- _Exercise goal_: The answer is the data repeated in full, with no pictures included.

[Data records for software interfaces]
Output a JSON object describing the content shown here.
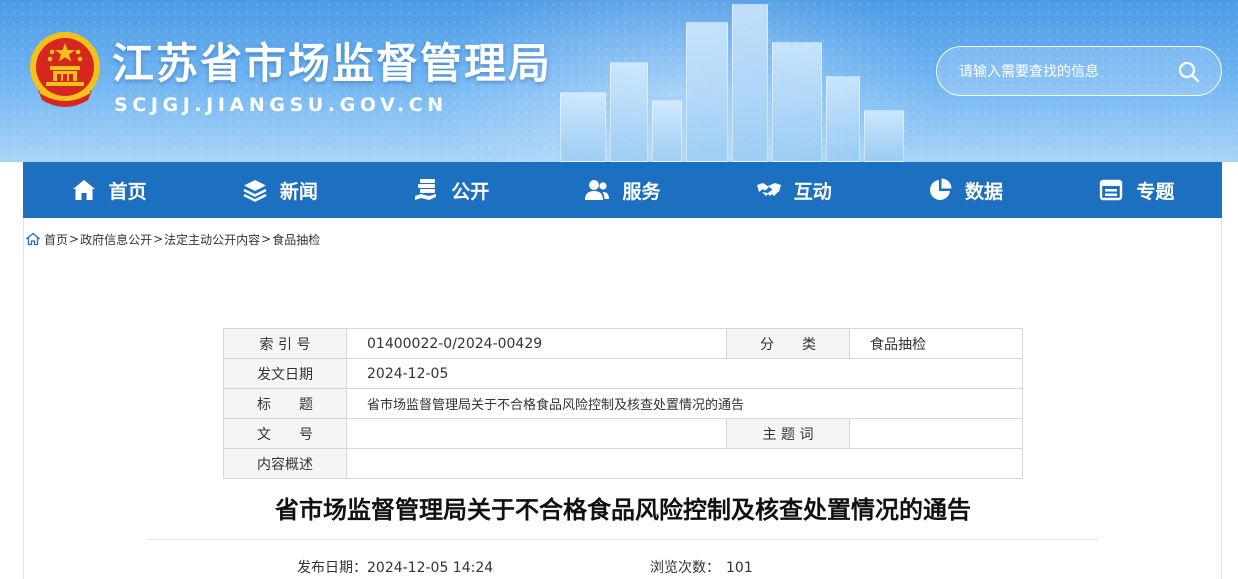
{
  "header": {
    "site_title": "江苏省市场监督管理局",
    "site_domain": "SCJGJ.JIANGSU.GOV.CN",
    "search_placeholder": "请输入需要查找的信息"
  },
  "nav": {
    "items": [
      {
        "label": "首页",
        "icon": "home-icon"
      },
      {
        "label": "新闻",
        "icon": "layers-icon"
      },
      {
        "label": "公开",
        "icon": "stack-hand-icon"
      },
      {
        "label": "服务",
        "icon": "users-icon"
      },
      {
        "label": "互动",
        "icon": "handshake-icon"
      },
      {
        "label": "数据",
        "icon": "pie-chart-icon"
      },
      {
        "label": "专题",
        "icon": "window-icon"
      }
    ]
  },
  "breadcrumb": {
    "items": [
      "首页",
      "政府信息公开",
      "法定主动公开内容",
      "食品抽检"
    ],
    "separator": ">"
  },
  "meta_table": {
    "index_label": "索 引 号",
    "index_value": "01400022-0/2024-00429",
    "category_label": "分　　类",
    "category_value": "食品抽检",
    "date_label": "发文日期",
    "date_value": "2024-12-05",
    "title_label": "标　　题",
    "title_value": "省市场监督管理局关于不合格食品风险控制及核查处置情况的通告",
    "doc_no_label": "文　　号",
    "doc_no_value": "",
    "keyword_label": "主 题 词",
    "keyword_value": "",
    "summary_label": "内容概述",
    "summary_value": ""
  },
  "article": {
    "title": "省市场监督管理局关于不合格食品风险控制及核查处置情况的通告",
    "publish_label": "发布日期：",
    "publish_value": "2024-12-05 14:24",
    "views_label": "浏览次数：",
    "views_value": "101"
  },
  "colors": {
    "nav_bg": "#1d6fc0",
    "banner_top": "#4d9ae6",
    "emblem_red": "#d7261e",
    "emblem_gold": "#f2c21b"
  }
}
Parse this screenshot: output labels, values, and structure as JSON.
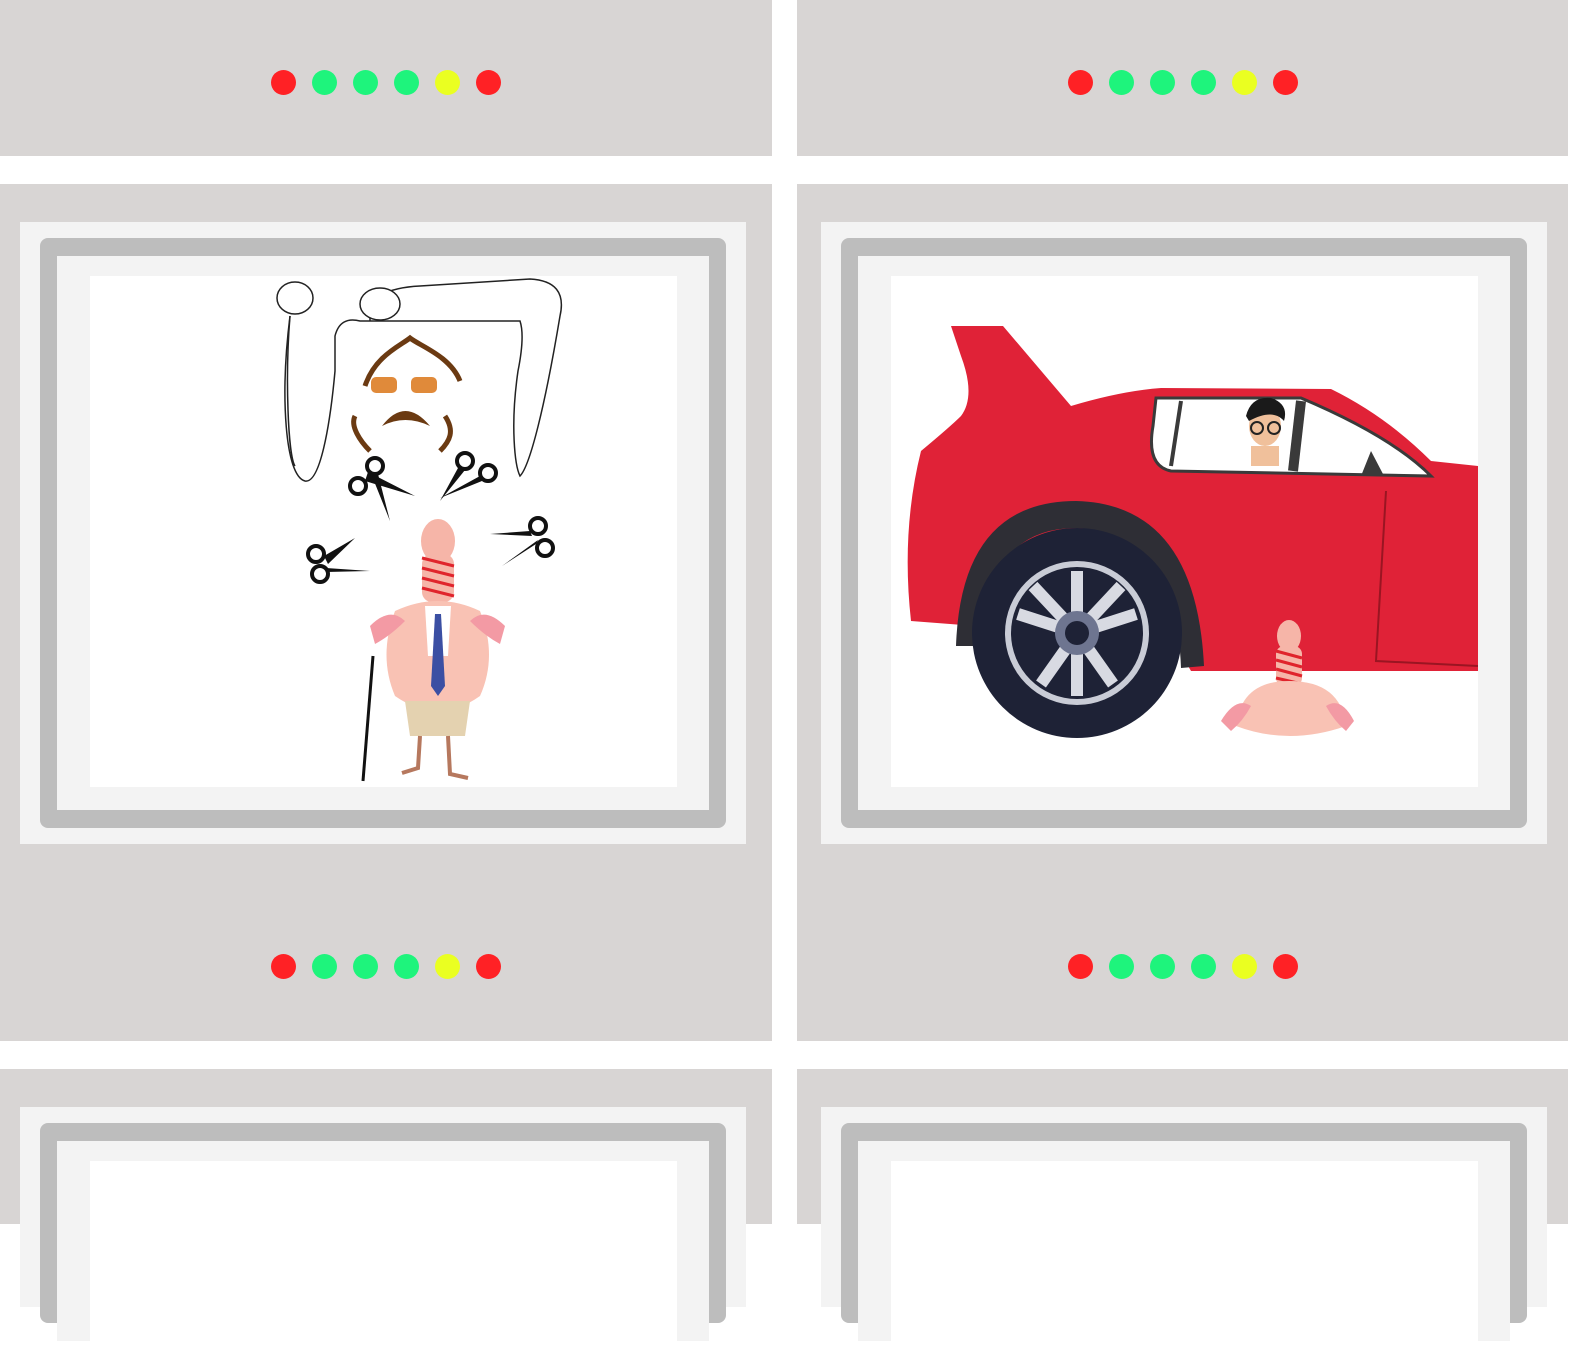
{
  "indicator_colors": [
    "#ff2125",
    "#1ef47c",
    "#1ef47c",
    "#1ef47c",
    "#eaff21",
    "#ff2125"
  ],
  "panels": [
    {
      "id": "top-left",
      "illustration": "none"
    },
    {
      "id": "top-right",
      "illustration": "none"
    },
    {
      "id": "middle-left",
      "illustration": "man-with-scissors-and-bound-figure"
    },
    {
      "id": "middle-right",
      "illustration": "red-car-with-driver-and-bound-figure"
    },
    {
      "id": "bottom-left",
      "illustration": "blank"
    },
    {
      "id": "bottom-right",
      "illustration": "blank"
    }
  ],
  "colors": {
    "panel_bg": "#d8d5d4",
    "frame": "#bdbdbd",
    "car_red": "#e02237",
    "skin_pink": "#f9c2b4",
    "tie_blue": "#3b4fa3"
  }
}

- _Answer to the exercise_:
Output a JSON object describing the content shown here.
{
  "header": {
    "site_title": "江苏省市场监督管理局",
    "site_domain": "SCJGJ.JIANGSU.GOV.CN",
    "search_placeholder": "请输入需要查找的信息"
  },
  "nav": {
    "items": [
      {
        "label": "首页",
        "icon": "home-icon"
      },
      {
        "label": "新闻",
        "icon": "layers-icon"
      },
      {
        "label": "公开",
        "icon": "stack-hand-icon"
      },
      {
        "label": "服务",
        "icon": "users-icon"
      },
      {
        "label": "互动",
        "icon": "handshake-icon"
      },
      {
        "label": "数据",
        "icon": "pie-chart-icon"
      },
      {
        "label": "专题",
        "icon": "window-icon"
      }
    ]
  },
  "breadcrumb": {
    "items": [
      "首页",
      "政府信息公开",
      "法定主动公开内容",
      "食品抽检"
    ],
    "separator": ">"
  },
  "meta_table": {
    "index_label": "索 引 号",
    "index_value": "01400022-0/2024-00429",
    "category_label": "分　　类",
    "category_value": "食品抽检",
    "date_label": "发文日期",
    "date_value": "2024-12-05",
    "title_label": "标　　题",
    "title_value": "省市场监督管理局关于不合格食品风险控制及核查处置情况的通告",
    "doc_no_label": "文　　号",
    "doc_no_value": "",
    "keyword_label": "主 题 词",
    "keyword_value": "",
    "summary_label": "内容概述",
    "summary_value": ""
  },
  "article": {
    "title": "省市场监督管理局关于不合格食品风险控制及核查处置情况的通告",
    "publish_label": "发布日期：",
    "publish_value": "2024-12-05 14:24",
    "views_label": "浏览次数：",
    "views_value": "101"
  },
  "colors": {
    "nav_bg": "#1d6fc0",
    "banner_top": "#4d9ae6",
    "emblem_red": "#d7261e",
    "emblem_gold": "#f2c21b"
  }
}
Parse this screenshot: output labels, values, and structure as JSON.
{
  "indicator_colors": [
    "#ff2125",
    "#1ef47c",
    "#1ef47c",
    "#1ef47c",
    "#eaff21",
    "#ff2125"
  ],
  "panels": [
    {
      "id": "top-left",
      "illustration": "none"
    },
    {
      "id": "top-right",
      "illustration": "none"
    },
    {
      "id": "middle-left",
      "illustration": "man-with-scissors-and-bound-figure"
    },
    {
      "id": "middle-right",
      "illustration": "red-car-with-driver-and-bound-figure"
    },
    {
      "id": "bottom-left",
      "illustration": "blank"
    },
    {
      "id": "bottom-right",
      "illustration": "blank"
    }
  ],
  "colors": {
    "panel_bg": "#d8d5d4",
    "frame": "#bdbdbd",
    "car_red": "#e02237",
    "skin_pink": "#f9c2b4",
    "tie_blue": "#3b4fa3"
  }
}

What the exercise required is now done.